Origin of cousin
Examples from the Web for cousinship
Cousinship is a great convenience to their feelings, I should say?Jude the Obscure|Thomas Hardy
The cousinship I don't think matters; Kirsteen brings in too strong an out-strain.The Freelands|John Galsworthy
So far away that only a Scotsman would acknowledge the cousinship.The Clever Woman of the Family|Charlotte M. Yonge
Of course you are aware there is a sort of cousinship between us.Molly Bawn|Margaret Wolfe Hamilton
Spirit comes to spirit by affinity, says Swedenborg; but our cousinship is not with the high and noble.The Letters of Elizabeth Barrett Browning, Volume II|Elizabeth Barrett Browning
British Dictionary definitions for cousinship (1 of 2)
British Dictionary definitions for cousinship (2 of 2)
Word Origin for cousin
Word Origin and History for cousinship
mid-12c., from Old French cosin (12c., Modern French cousin) "nephew, kinsman, cousin," from Latin consobrinus "cousin," originally "mother's sister's son," from com- "together" (see com-) + sobrinus (earlier *sosrinos) "cousin on mother's side," from soror (genitive sororis) "sister."

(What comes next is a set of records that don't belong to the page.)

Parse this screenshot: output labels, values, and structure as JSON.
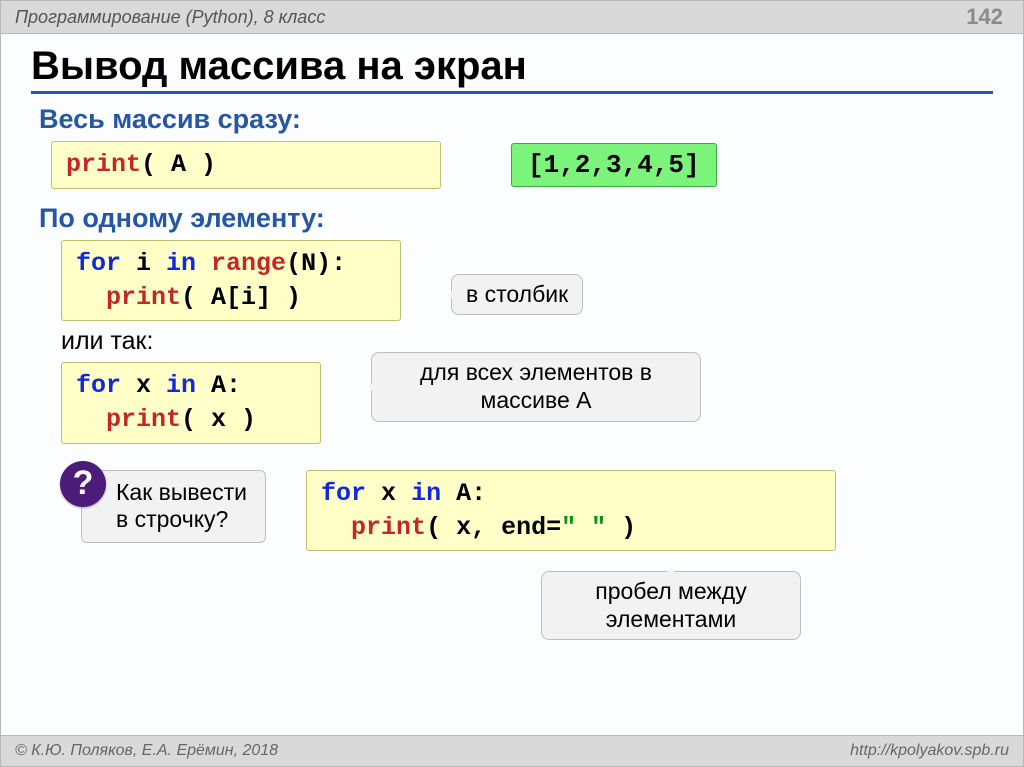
{
  "header": {
    "course": "Программирование (Python), 8 класс",
    "page": "142"
  },
  "title": "Вывод массива на экран",
  "sections": {
    "whole": {
      "heading": "Весь массив сразу:",
      "code": {
        "print": "print",
        "arg": "( A )"
      },
      "output": "[1,2,3,4,5]"
    },
    "per_elem": {
      "heading": "По одному элементу:",
      "code1": {
        "for": "for",
        "i": " i ",
        "in": "in",
        "r": " range",
        "n": "(N):",
        "print": "print",
        "arg": "( A[i] )"
      },
      "callout1": "в столбик",
      "or": "или так:",
      "code2": {
        "for": "for",
        "x": " x ",
        "in": "in",
        "a": " A:",
        "print": "print",
        "arg": "( x )"
      },
      "callout2_l1": "для всех элементов в",
      "callout2_l2": "массиве A"
    },
    "question": {
      "mark": "?",
      "l1": "Как вывести",
      "l2": "в строчку?",
      "code": {
        "for": "for",
        "x": " x ",
        "in": "in",
        "a": " A:",
        "print": "print",
        "arg1": "( x, end=",
        "str": "\" \"",
        "arg2": " )"
      },
      "callout_l1": "пробел между",
      "callout_l2": "элементами"
    }
  },
  "footer": {
    "left": "© К.Ю. Поляков, Е.А. Ерёмин, 2018",
    "right": "http://kpolyakov.spb.ru"
  }
}
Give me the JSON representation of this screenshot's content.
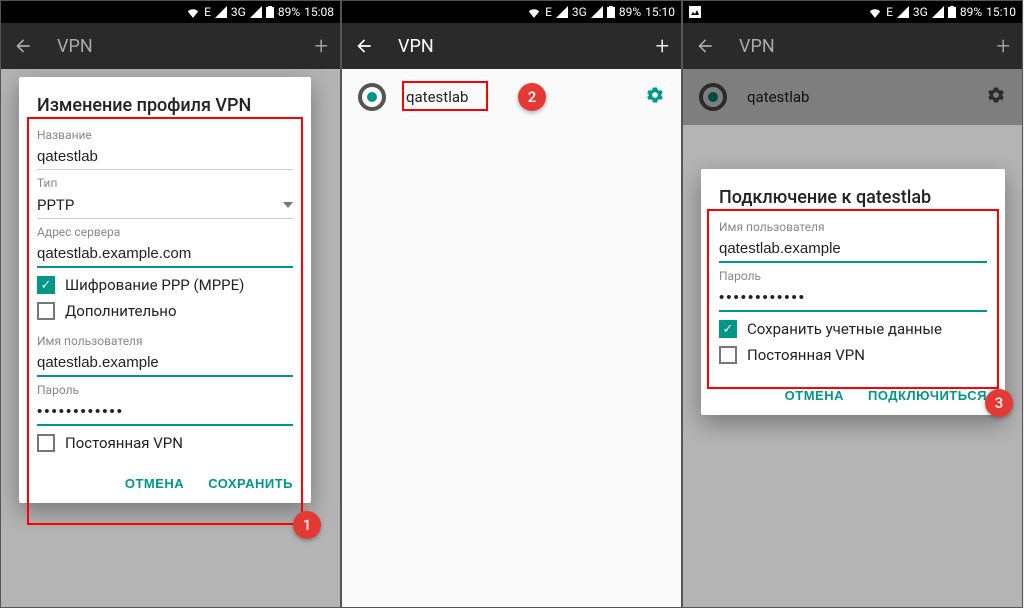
{
  "status": {
    "net3g": "3G",
    "netE": "E",
    "battery": "89%"
  },
  "times": [
    "15:08",
    "15:10",
    "15:10"
  ],
  "appbar": {
    "title": "VPN"
  },
  "vpn_row": {
    "name": "qatestlab"
  },
  "dialog1": {
    "title": "Изменение профиля VPN",
    "name_label": "Название",
    "name_value": "qatestlab",
    "type_label": "Тип",
    "type_value": "PPTP",
    "server_label": "Адрес сервера",
    "server_value": "qatestlab.example.com",
    "mppe_label": "Шифрование PPP (MPPE)",
    "advanced_label": "Дополнительно",
    "user_label": "Имя пользователя",
    "user_value": "qatestlab.example",
    "pass_label": "Пароль",
    "pass_value": "••••••••••••",
    "always_label": "Постоянная VPN",
    "cancel": "ОТМЕНА",
    "save": "СОХРАНИТЬ"
  },
  "dialog3": {
    "title": "Подключение к qatestlab",
    "user_label": "Имя пользователя",
    "user_value": "qatestlab.example",
    "pass_label": "Пароль",
    "pass_value": "••••••••••••",
    "savecred_label": "Сохранить учетные данные",
    "always_label": "Постоянная VPN",
    "cancel": "ОТМЕНА",
    "connect": "ПОДКЛЮЧИТЬСЯ"
  },
  "annotations": [
    "1",
    "2",
    "3"
  ]
}
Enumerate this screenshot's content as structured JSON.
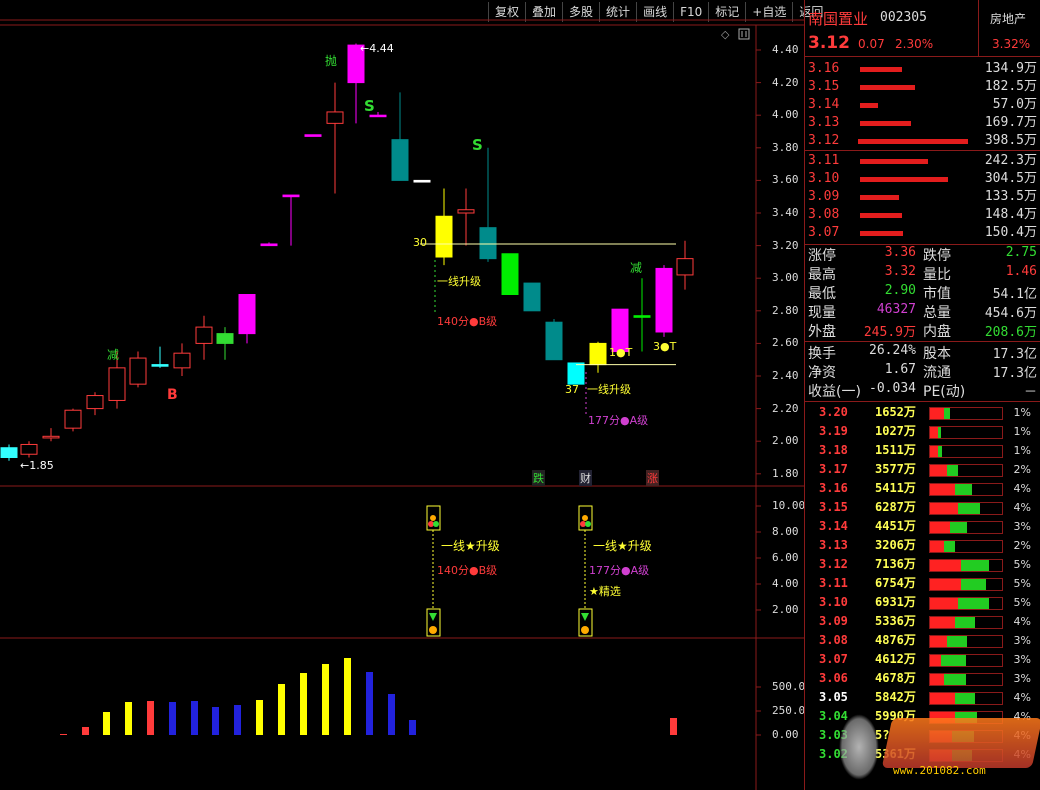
{
  "toolbar": {
    "items": [
      "复权",
      "叠加",
      "多股",
      "统计",
      "画线",
      "F10",
      "标记",
      "+自选",
      "返回"
    ]
  },
  "stock": {
    "name": "南国置业",
    "code": "002305",
    "sector": "房地产",
    "price": "3.12",
    "change": "0.07",
    "pct": "2.30%",
    "sector_pct": "3.32%"
  },
  "asks": [
    {
      "price": "3.16",
      "vol": "134.9万",
      "bar": 0.38
    },
    {
      "price": "3.15",
      "vol": "182.5万",
      "bar": 0.5
    },
    {
      "price": "3.14",
      "vol": "57.0万",
      "bar": 0.16
    },
    {
      "price": "3.13",
      "vol": "169.7万",
      "bar": 0.46
    },
    {
      "price": "3.12",
      "vol": "398.5万",
      "bar": 1.0
    }
  ],
  "bids": [
    {
      "price": "3.11",
      "vol": "242.3万",
      "bar": 0.62
    },
    {
      "price": "3.10",
      "vol": "304.5万",
      "bar": 0.8
    },
    {
      "price": "3.09",
      "vol": "133.5万",
      "bar": 0.35
    },
    {
      "price": "3.08",
      "vol": "148.4万",
      "bar": 0.38
    },
    {
      "price": "3.07",
      "vol": "150.4万",
      "bar": 0.39
    }
  ],
  "stats": [
    {
      "l1": "涨停",
      "v1": "3.36",
      "c1": "#ff3b3b",
      "l2": "跌停",
      "v2": "2.75",
      "c2": "#33dd33"
    },
    {
      "l1": "最高",
      "v1": "3.32",
      "c1": "#ff3b3b",
      "l2": "量比",
      "v2": "1.46",
      "c2": "#ff3b3b"
    },
    {
      "l1": "最低",
      "v1": "2.90",
      "c1": "#33dd33",
      "l2": "市值",
      "v2": "54.1亿",
      "c2": "#ddd"
    },
    {
      "l1": "现量",
      "v1": "46327",
      "c1": "#d040d0",
      "l2": "总量",
      "v2": "454.6万",
      "c2": "#ddd"
    },
    {
      "l1": "外盘",
      "v1": "245.9万",
      "c1": "#ff3b3b",
      "l2": "内盘",
      "v2": "208.6万",
      "c2": "#33dd33"
    },
    {
      "l1": "换手",
      "v1": "26.24%",
      "c1": "#ddd",
      "l2": "股本",
      "v2": "17.3亿",
      "c2": "#ddd"
    },
    {
      "l1": "净资",
      "v1": "1.67",
      "c1": "#ddd",
      "l2": "流通",
      "v2": "17.3亿",
      "c2": "#ddd"
    },
    {
      "l1": "收益(一)",
      "v1": "-0.034",
      "c1": "#ddd",
      "l2": "PE(动)",
      "v2": "－",
      "c2": "#ddd"
    }
  ],
  "price_dist": [
    {
      "p": "3.20",
      "v": "1652万",
      "pct": "1%",
      "c": "#ff3b3b",
      "r": 0.5,
      "g": 0.2
    },
    {
      "p": "3.19",
      "v": "1027万",
      "pct": "1%",
      "c": "#ff3b3b",
      "r": 0.3,
      "g": 0.1
    },
    {
      "p": "3.18",
      "v": "1511万",
      "pct": "1%",
      "c": "#ff3b3b",
      "r": 0.3,
      "g": 0.15
    },
    {
      "p": "3.17",
      "v": "3577万",
      "pct": "2%",
      "c": "#ff3b3b",
      "r": 0.6,
      "g": 0.4
    },
    {
      "p": "3.16",
      "v": "5411万",
      "pct": "4%",
      "c": "#ff3b3b",
      "r": 0.9,
      "g": 0.6
    },
    {
      "p": "3.15",
      "v": "6287万",
      "pct": "4%",
      "c": "#ff3b3b",
      "r": 1.0,
      "g": 0.8
    },
    {
      "p": "3.14",
      "v": "4451万",
      "pct": "3%",
      "c": "#ff3b3b",
      "r": 0.7,
      "g": 0.6
    },
    {
      "p": "3.13",
      "v": "3206万",
      "pct": "2%",
      "c": "#ff3b3b",
      "r": 0.5,
      "g": 0.4
    },
    {
      "p": "3.12",
      "v": "7136万",
      "pct": "5%",
      "c": "#ff3b3b",
      "r": 1.1,
      "g": 1.0
    },
    {
      "p": "3.11",
      "v": "6754万",
      "pct": "5%",
      "c": "#ff3b3b",
      "r": 1.1,
      "g": 0.9
    },
    {
      "p": "3.10",
      "v": "6931万",
      "pct": "5%",
      "c": "#ff3b3b",
      "r": 1.0,
      "g": 1.1
    },
    {
      "p": "3.09",
      "v": "5336万",
      "pct": "4%",
      "c": "#ff3b3b",
      "r": 0.9,
      "g": 0.7
    },
    {
      "p": "3.08",
      "v": "4876万",
      "pct": "3%",
      "c": "#ff3b3b",
      "r": 0.6,
      "g": 0.7
    },
    {
      "p": "3.07",
      "v": "4612万",
      "pct": "3%",
      "c": "#ff3b3b",
      "r": 0.4,
      "g": 0.9
    },
    {
      "p": "3.06",
      "v": "4678万",
      "pct": "3%",
      "c": "#ff3b3b",
      "r": 0.5,
      "g": 0.8
    },
    {
      "p": "3.05",
      "v": "5842万",
      "pct": "4%",
      "c": "#ffffff",
      "r": 0.9,
      "g": 0.7
    },
    {
      "p": "3.04",
      "v": "5990万",
      "pct": "4%",
      "c": "#33dd33",
      "r": 0.9,
      "g": 0.8
    },
    {
      "p": "3.03",
      "v": "5?",
      "pct": "4%",
      "c": "#33dd33",
      "r": 0.8,
      "g": 0.8
    },
    {
      "p": "3.02",
      "v": "5361万",
      "pct": "4%",
      "c": "#33dd33",
      "r": 0.8,
      "g": 0.7
    }
  ],
  "chart_axes": {
    "price_ticks": [
      "4.40",
      "4.20",
      "4.00",
      "3.80",
      "3.60",
      "3.40",
      "3.20",
      "3.00",
      "2.80",
      "2.60",
      "2.40",
      "2.20",
      "2.00",
      "1.80"
    ],
    "ind_ticks": [
      "10.00",
      "8.00",
      "6.00",
      "4.00",
      "2.00"
    ],
    "vol_ticks": [
      "500.0",
      "250.0",
      "0.00"
    ]
  },
  "annotations": {
    "high": "4.44",
    "low": "1.85",
    "sig_jian": "减",
    "sig_B": "B",
    "sig_pao": "抛",
    "sig_S": "S",
    "num30": "30",
    "num37": "37",
    "one_line_up": "一线升级",
    "m140": "140分●B级",
    "m177": "177分●A级",
    "oneT": "1●T",
    "threeT": "3●T",
    "die": "跌",
    "cai": "财",
    "zhang": "涨",
    "ind_up": "一线★升级",
    "jingxuan": "★精选"
  },
  "watermark": {
    "site": "www.201082.com"
  }
}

Italian cugino, Danish kusine, Polish kuzyn also are from French. German vetter is from Old High German fetiro "uncle," perhaps on the notion of "child of uncle." Words for cousin tend to drift to "nephew" on the notion of "father's nephew."
Many IE languages (including Irish, Sanskrit, Slavic, and some of the Germanic tongues) have or had separate words for some or all of the eight possible "cousin" relationships, e.g. Latin, which along with consobrinus had consobrina "mother's sister's daughter," patruelis "father's brother's son," atruelis "mother's brother's son," amitinus "father's sister's son," etc. Old English distinguished fæderan sunu "father's brother's son," modrigan sunu "mother's sister's son," etc.
Used familiarly as a term of address since early 15c., especially in Cornwall. Phrase kissing cousin is Southern U.S. expression, 1940s, apparently denoting "those close enough to be kissed in salutation;" Kentish cousin (1796) is an old British term for "distant relative."
Idioms and Phrases with cousinship
see country cousin; first cousin; kissing cousins; second cousin.